Exercise inputs -
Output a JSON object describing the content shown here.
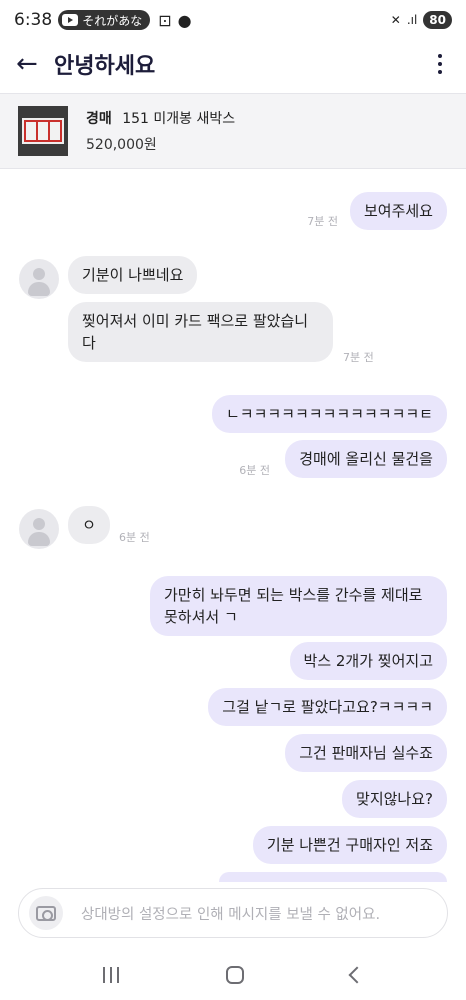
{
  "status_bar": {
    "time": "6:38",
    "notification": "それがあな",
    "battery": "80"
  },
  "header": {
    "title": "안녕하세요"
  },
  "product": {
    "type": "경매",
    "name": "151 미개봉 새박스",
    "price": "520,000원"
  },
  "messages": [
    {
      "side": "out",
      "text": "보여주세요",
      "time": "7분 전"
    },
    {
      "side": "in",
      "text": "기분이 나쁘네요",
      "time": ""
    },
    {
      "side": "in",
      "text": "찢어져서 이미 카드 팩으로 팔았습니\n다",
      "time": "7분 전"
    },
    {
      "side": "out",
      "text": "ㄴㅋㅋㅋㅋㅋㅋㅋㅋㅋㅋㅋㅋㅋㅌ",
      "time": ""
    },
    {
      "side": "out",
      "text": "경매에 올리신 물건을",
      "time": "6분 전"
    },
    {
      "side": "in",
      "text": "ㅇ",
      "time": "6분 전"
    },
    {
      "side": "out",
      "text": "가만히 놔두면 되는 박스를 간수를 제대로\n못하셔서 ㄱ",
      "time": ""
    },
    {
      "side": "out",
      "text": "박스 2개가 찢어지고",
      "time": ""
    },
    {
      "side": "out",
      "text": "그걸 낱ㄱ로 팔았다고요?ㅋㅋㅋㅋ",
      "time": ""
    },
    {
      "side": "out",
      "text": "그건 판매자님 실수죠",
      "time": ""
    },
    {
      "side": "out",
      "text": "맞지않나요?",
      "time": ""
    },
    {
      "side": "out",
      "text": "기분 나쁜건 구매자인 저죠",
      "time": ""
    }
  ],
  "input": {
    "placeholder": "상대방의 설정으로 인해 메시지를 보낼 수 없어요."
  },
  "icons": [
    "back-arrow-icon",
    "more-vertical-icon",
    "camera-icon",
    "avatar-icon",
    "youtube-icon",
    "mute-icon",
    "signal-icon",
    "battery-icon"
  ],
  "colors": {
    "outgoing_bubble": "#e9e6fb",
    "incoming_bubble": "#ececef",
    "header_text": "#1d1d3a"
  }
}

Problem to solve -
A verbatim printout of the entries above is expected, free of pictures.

Output for this exercise -
Output a JSON object describing the content shown here.
{
  "status_bar": {
    "time": "6:38",
    "notification": "それがあな",
    "battery": "80"
  },
  "header": {
    "title": "안녕하세요"
  },
  "product": {
    "type": "경매",
    "name": "151 미개봉 새박스",
    "price": "520,000원"
  },
  "messages": [
    {
      "side": "out",
      "text": "보여주세요",
      "time": "7분 전"
    },
    {
      "side": "in",
      "text": "기분이 나쁘네요",
      "time": ""
    },
    {
      "side": "in",
      "text": "찢어져서 이미 카드 팩으로 팔았습니\n다",
      "time": "7분 전"
    },
    {
      "side": "out",
      "text": "ㄴㅋㅋㅋㅋㅋㅋㅋㅋㅋㅋㅋㅋㅋㅌ",
      "time": ""
    },
    {
      "side": "out",
      "text": "경매에 올리신 물건을",
      "time": "6분 전"
    },
    {
      "side": "in",
      "text": "ㅇ",
      "time": "6분 전"
    },
    {
      "side": "out",
      "text": "가만히 놔두면 되는 박스를 간수를 제대로\n못하셔서 ㄱ",
      "time": ""
    },
    {
      "side": "out",
      "text": "박스 2개가 찢어지고",
      "time": ""
    },
    {
      "side": "out",
      "text": "그걸 낱ㄱ로 팔았다고요?ㅋㅋㅋㅋ",
      "time": ""
    },
    {
      "side": "out",
      "text": "그건 판매자님 실수죠",
      "time": ""
    },
    {
      "side": "out",
      "text": "맞지않나요?",
      "time": ""
    },
    {
      "side": "out",
      "text": "기분 나쁜건 구매자인 저죠",
      "time": ""
    }
  ],
  "input": {
    "placeholder": "상대방의 설정으로 인해 메시지를 보낼 수 없어요."
  },
  "icons": [
    "back-arrow-icon",
    "more-vertical-icon",
    "camera-icon",
    "avatar-icon",
    "youtube-icon",
    "mute-icon",
    "signal-icon",
    "battery-icon"
  ],
  "colors": {
    "outgoing_bubble": "#e9e6fb",
    "incoming_bubble": "#ececef",
    "header_text": "#1d1d3a"
  }
}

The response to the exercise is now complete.